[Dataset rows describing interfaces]
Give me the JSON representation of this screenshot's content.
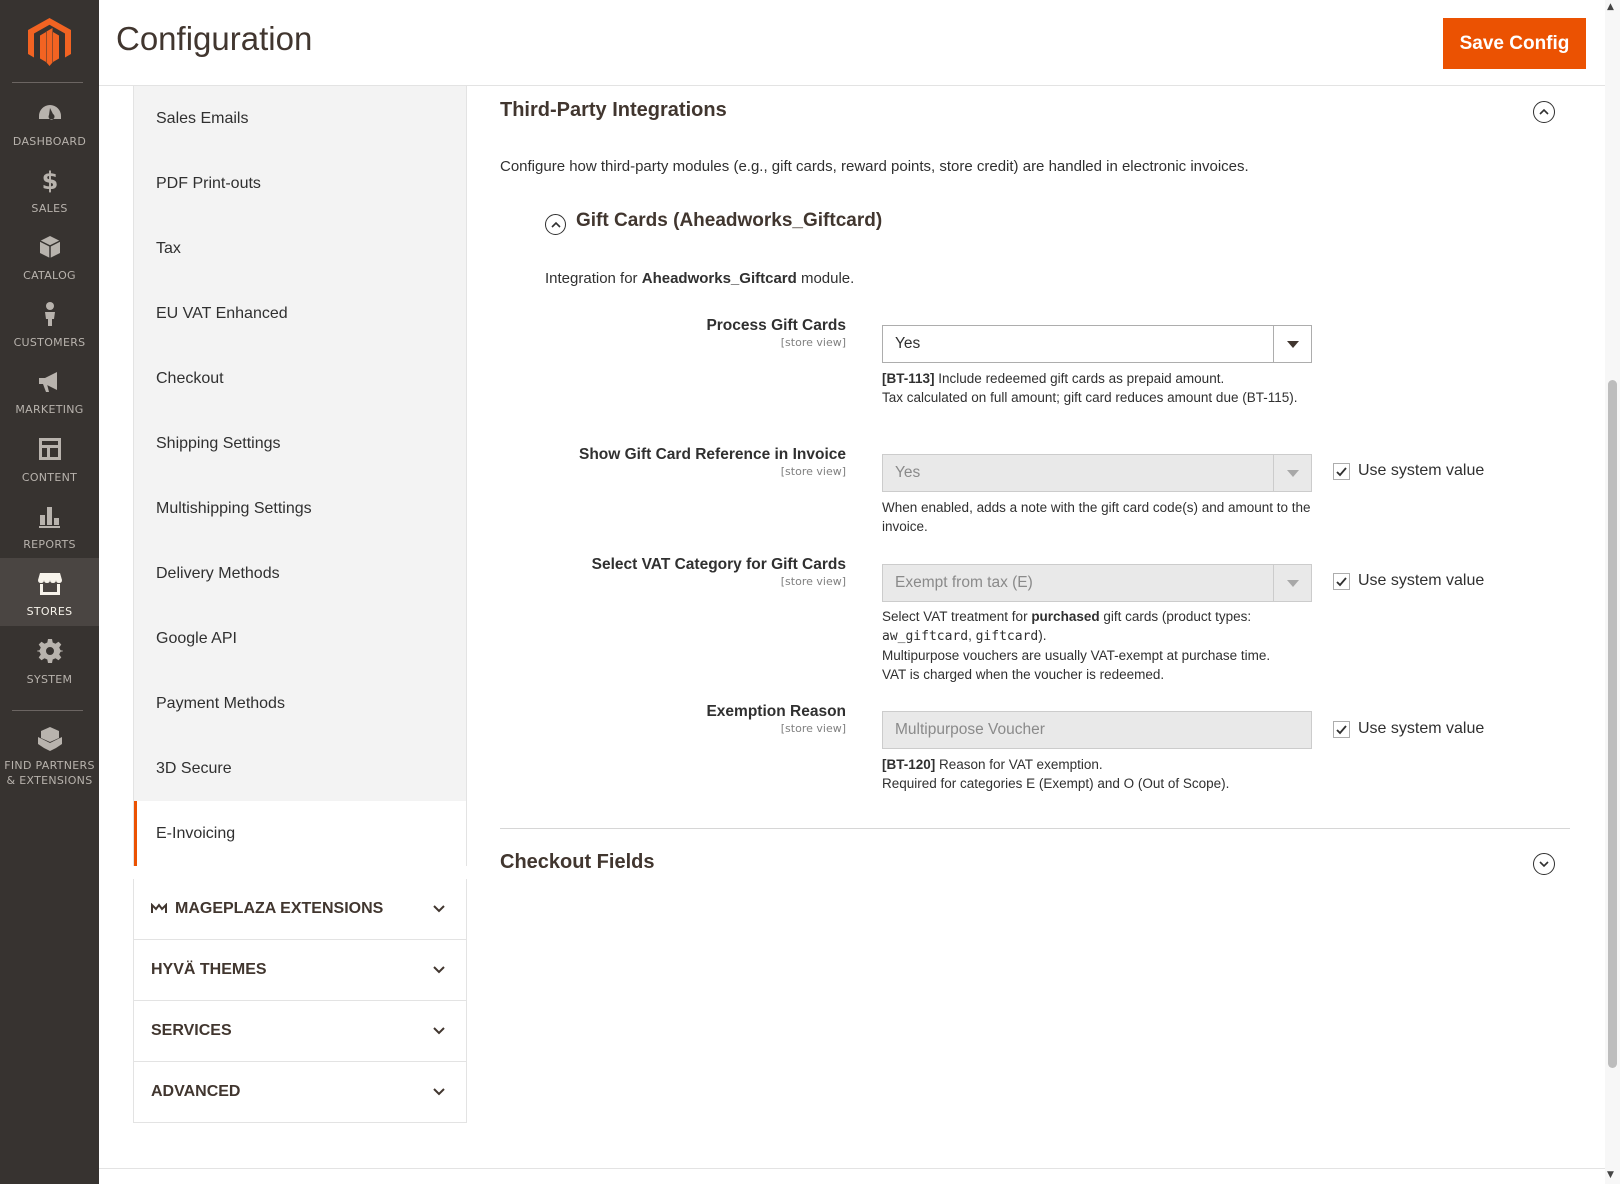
{
  "nav": {
    "items": [
      {
        "label": "DASHBOARD",
        "icon": "dashboard-icon"
      },
      {
        "label": "SALES",
        "icon": "dollar-icon"
      },
      {
        "label": "CATALOG",
        "icon": "box-icon"
      },
      {
        "label": "CUSTOMERS",
        "icon": "person-icon"
      },
      {
        "label": "MARKETING",
        "icon": "megaphone-icon"
      },
      {
        "label": "CONTENT",
        "icon": "layout-icon"
      },
      {
        "label": "REPORTS",
        "icon": "bar-chart-icon"
      },
      {
        "label": "STORES",
        "icon": "storefront-icon"
      },
      {
        "label": "SYSTEM",
        "icon": "gear-icon"
      },
      {
        "label_1": "FIND PARTNERS",
        "label_2": "& EXTENSIONS",
        "icon": "boxes-icon"
      }
    ]
  },
  "header": {
    "title": "Configuration",
    "save_label": "Save Config"
  },
  "tabs": {
    "items": [
      "Sales Emails",
      "PDF Print-outs",
      "Tax",
      "EU VAT Enhanced",
      "Checkout",
      "Shipping Settings",
      "Multishipping Settings",
      "Delivery Methods",
      "Google API",
      "Payment Methods",
      "3D Secure",
      "E-Invoicing"
    ],
    "groups": [
      "MAGEPLAZA EXTENSIONS",
      "HYVÄ THEMES",
      "SERVICES",
      "ADVANCED"
    ]
  },
  "main": {
    "section_title": "Third-Party Integrations",
    "section_desc": "Configure how third-party modules (e.g., gift cards, reward points, store credit) are handled in electronic invoices.",
    "group_title": "Gift Cards (Aheadworks_Giftcard)",
    "group_desc_pre": "Integration for ",
    "group_desc_module": "Aheadworks_Giftcard",
    "group_desc_post": " module.",
    "scope": "[store view]",
    "use_system": "Use system value",
    "fields": {
      "process": {
        "label": "Process Gift Cards",
        "value": "Yes",
        "note_code": "[BT-113]",
        "note_1": " Include redeemed gift cards as prepaid amount.",
        "note_2": "Tax calculated on full amount; gift card reduces amount due (BT-115)."
      },
      "show_ref": {
        "label": "Show Gift Card Reference in Invoice",
        "value": "Yes",
        "note": "When enabled, adds a note with the gift card code(s) and amount to the invoice."
      },
      "vat_cat": {
        "label": "Select VAT Category for Gift Cards",
        "value": "Exempt from tax (E)",
        "note_pre": "Select VAT treatment for ",
        "note_bold": "purchased",
        "note_mid": " gift cards (product types: ",
        "code_1": "aw_giftcard",
        "sep": ", ",
        "code_2": "giftcard",
        "note_end": ").",
        "note_2": "Multipurpose vouchers are usually VAT-exempt at purchase time.",
        "note_3": "VAT is charged when the voucher is redeemed."
      },
      "exemption": {
        "label": "Exemption Reason",
        "value": "Multipurpose Voucher",
        "note_code": "[BT-120]",
        "note_1": " Reason for VAT exemption.",
        "note_2": "Required for categories E (Exempt) and O (Out of Scope)."
      }
    },
    "next_section": "Checkout Fields"
  }
}
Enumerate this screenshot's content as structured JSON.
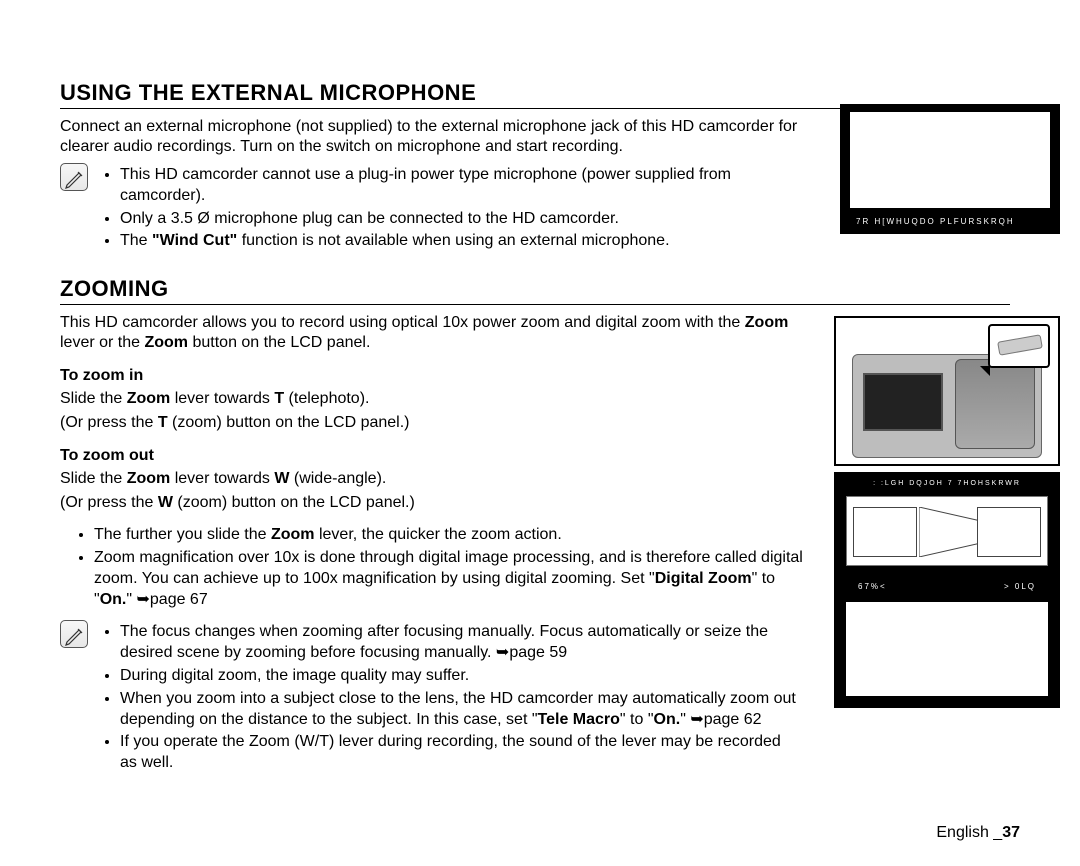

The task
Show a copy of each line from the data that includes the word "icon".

Answer below
        "icon": "dashboard-icon"
        "icon": "dollar-icon"
        "icon": "box-icon"
        "icon": "person-icon"
        "icon": "megaphone-icon"
        "icon": "layout-icon"
        "icon": "bar-chart-icon"
        "icon": "storefront-icon"
        "icon": "gear-icon"
        "icon": "boxes-icon"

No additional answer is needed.